If your nose gets stuffy or begins to run after eating meat, or you become nauseated or develop a rash, you may have a meat allergy. Meat from any kind of mammal — beef, lamb, pork, goat, and even whale and seal — can cause an allergic reaction. While we do not definitively know the number of people in the U.S. affected by meat allergy, we do know that it is uncommon.
A bite from the Lone Star tick can cause people to develop an allergy to red meat, including beef and pork. The Lone Star tick has been implicated in initiating the red meat allergy in the US and this tick is found predominantly in the Southeast from Texas, to Iowa, into New England.
A meat allergy can develop any time in life.

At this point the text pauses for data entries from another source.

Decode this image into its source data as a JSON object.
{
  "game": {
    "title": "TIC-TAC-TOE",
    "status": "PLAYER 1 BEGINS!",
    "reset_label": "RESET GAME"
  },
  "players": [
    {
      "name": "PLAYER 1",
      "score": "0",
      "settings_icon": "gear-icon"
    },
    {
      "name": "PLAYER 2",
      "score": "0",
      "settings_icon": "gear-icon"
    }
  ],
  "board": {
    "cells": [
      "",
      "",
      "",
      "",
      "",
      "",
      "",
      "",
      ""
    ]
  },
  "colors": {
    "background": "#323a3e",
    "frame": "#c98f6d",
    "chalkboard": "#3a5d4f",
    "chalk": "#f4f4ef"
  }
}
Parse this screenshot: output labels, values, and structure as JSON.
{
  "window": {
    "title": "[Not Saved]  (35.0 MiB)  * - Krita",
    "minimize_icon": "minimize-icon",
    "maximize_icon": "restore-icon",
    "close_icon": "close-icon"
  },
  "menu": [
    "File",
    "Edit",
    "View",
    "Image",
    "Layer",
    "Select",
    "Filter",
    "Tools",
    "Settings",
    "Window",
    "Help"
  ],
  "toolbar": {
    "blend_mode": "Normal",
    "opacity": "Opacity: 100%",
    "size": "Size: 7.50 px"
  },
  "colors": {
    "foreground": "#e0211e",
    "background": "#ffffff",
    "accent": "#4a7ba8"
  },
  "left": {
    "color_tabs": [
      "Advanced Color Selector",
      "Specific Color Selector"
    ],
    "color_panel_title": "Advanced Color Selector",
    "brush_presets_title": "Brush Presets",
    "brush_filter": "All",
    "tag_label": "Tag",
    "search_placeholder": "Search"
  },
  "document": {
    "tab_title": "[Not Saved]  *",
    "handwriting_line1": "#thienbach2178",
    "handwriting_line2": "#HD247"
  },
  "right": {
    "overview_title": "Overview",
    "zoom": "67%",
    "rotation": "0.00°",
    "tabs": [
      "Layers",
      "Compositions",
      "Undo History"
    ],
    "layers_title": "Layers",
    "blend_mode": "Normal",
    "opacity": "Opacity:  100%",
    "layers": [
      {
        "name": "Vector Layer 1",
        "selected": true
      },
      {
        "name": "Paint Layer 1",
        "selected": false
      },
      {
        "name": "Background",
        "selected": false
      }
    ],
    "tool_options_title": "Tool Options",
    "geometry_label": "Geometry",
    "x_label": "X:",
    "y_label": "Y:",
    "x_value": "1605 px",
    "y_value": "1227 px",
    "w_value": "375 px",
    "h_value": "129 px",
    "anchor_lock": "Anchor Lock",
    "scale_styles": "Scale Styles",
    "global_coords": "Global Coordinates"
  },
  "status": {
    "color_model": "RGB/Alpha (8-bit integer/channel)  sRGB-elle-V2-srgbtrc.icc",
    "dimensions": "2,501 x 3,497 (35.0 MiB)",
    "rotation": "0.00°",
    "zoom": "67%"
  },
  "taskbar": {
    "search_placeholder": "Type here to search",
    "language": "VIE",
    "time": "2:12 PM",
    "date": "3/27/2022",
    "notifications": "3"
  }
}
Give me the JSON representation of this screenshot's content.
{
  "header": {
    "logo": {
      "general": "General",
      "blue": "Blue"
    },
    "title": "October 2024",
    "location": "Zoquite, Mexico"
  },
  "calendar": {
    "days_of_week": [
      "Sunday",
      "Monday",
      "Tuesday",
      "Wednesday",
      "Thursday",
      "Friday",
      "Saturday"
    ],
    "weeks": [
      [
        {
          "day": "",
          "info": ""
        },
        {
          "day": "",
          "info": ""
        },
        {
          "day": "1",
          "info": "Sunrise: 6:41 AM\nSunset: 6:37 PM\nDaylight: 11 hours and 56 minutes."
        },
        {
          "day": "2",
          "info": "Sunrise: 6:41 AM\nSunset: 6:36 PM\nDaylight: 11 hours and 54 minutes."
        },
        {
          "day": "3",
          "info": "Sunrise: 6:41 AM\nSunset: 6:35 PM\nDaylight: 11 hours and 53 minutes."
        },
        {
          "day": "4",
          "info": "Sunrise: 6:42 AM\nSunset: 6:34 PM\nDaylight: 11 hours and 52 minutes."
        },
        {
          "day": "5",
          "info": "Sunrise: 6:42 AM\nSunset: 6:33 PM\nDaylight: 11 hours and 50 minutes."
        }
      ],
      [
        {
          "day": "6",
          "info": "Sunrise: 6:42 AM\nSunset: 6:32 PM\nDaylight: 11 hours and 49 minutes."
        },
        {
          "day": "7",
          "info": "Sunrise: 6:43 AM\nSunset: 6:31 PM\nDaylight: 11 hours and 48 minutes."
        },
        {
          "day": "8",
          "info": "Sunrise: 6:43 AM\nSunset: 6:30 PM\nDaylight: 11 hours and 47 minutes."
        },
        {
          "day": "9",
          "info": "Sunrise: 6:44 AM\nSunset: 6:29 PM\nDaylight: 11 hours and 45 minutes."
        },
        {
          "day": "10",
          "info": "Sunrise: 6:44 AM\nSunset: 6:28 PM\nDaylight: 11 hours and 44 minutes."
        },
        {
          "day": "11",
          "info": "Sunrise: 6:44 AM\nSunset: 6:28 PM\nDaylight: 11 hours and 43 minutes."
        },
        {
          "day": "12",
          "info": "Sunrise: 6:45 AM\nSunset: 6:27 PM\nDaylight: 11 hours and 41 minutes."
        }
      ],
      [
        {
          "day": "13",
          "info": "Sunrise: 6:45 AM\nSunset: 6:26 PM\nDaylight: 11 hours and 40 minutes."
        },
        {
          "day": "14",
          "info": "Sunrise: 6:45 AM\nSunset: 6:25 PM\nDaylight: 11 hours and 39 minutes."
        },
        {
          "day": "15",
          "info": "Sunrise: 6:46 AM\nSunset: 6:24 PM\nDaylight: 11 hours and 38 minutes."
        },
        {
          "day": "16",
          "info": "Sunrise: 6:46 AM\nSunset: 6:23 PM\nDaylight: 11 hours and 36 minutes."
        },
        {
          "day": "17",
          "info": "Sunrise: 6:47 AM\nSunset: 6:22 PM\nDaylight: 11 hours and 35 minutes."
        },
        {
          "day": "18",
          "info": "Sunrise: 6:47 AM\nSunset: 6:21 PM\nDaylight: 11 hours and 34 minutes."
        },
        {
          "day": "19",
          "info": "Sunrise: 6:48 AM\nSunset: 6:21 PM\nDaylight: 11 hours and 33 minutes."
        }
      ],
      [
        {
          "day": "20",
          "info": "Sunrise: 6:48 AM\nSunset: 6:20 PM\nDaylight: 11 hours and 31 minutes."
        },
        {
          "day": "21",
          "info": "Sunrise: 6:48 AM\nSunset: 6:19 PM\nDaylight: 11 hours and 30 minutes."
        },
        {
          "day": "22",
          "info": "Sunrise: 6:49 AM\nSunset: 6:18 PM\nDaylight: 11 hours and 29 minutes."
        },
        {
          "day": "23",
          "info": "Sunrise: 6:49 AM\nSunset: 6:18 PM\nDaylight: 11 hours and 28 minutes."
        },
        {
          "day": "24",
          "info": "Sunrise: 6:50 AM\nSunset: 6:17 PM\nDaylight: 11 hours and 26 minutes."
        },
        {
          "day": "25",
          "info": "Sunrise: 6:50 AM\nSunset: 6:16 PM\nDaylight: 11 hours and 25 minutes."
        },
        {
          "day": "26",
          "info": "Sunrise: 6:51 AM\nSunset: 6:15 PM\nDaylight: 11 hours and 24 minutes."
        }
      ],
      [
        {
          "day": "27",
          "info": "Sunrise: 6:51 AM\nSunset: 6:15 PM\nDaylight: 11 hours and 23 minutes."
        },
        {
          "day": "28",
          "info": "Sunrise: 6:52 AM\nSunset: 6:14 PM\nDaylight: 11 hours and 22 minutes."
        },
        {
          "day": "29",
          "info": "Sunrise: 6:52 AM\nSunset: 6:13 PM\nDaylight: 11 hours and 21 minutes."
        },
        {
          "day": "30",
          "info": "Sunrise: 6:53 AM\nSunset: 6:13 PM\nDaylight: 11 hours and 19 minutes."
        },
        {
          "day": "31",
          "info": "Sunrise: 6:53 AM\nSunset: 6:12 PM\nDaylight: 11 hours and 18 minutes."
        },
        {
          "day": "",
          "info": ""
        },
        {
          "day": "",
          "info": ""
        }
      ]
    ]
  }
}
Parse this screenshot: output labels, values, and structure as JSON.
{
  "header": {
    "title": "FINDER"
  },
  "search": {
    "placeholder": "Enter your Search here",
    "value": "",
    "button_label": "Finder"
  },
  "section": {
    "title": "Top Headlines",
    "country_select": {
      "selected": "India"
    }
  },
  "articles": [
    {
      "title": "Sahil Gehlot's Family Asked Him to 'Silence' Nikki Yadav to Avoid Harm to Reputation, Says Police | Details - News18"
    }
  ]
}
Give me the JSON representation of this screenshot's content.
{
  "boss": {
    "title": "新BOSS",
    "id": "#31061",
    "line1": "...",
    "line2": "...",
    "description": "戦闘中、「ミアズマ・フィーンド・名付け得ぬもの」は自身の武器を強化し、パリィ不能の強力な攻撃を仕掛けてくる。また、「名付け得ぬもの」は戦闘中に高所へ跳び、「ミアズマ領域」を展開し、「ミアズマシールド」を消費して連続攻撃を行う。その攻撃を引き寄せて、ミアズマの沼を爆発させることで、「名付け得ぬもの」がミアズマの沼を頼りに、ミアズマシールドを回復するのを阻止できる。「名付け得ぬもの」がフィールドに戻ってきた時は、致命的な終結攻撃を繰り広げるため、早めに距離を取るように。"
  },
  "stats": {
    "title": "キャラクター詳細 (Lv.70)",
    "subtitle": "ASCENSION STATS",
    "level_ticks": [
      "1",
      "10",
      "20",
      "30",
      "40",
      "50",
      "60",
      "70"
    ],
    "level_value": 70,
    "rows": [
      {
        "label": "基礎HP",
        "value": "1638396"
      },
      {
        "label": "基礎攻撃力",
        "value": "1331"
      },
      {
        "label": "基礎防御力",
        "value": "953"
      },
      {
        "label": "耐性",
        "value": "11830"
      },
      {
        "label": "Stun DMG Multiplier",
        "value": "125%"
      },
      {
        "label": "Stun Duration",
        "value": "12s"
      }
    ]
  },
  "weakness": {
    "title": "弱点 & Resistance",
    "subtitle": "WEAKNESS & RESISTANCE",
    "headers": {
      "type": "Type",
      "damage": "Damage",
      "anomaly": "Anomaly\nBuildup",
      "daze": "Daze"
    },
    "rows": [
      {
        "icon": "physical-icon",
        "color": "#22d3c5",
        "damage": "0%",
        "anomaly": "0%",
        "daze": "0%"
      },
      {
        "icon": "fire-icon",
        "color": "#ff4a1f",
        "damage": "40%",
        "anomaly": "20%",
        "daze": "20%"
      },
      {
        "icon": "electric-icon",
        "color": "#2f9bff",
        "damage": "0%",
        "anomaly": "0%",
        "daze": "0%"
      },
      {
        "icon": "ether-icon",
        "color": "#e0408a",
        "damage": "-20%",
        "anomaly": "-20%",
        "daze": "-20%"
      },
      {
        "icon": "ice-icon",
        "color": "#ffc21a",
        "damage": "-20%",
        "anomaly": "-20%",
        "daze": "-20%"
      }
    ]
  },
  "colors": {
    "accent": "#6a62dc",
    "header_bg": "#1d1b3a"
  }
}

If you are allergic to one type of meat, it is possible you also are allergic to other meats, as well as to poultry, such as chicken, turkey and duck.
Studies have found that a very small percentage of children with milk allergy are also allergic to beef. Talk with your allergist to see if you should remove beef from your milk-allergic child’s diet…
Finish reading: Meat Allergy | Causes, Symptoms & Treatment | ACAAI
My Comment: I saw this story on the news last night. The suggested way to prevent a meat allergy was to avoid getting bit by ticks.
A better preventative measure, in my view, is to avoid eating meat!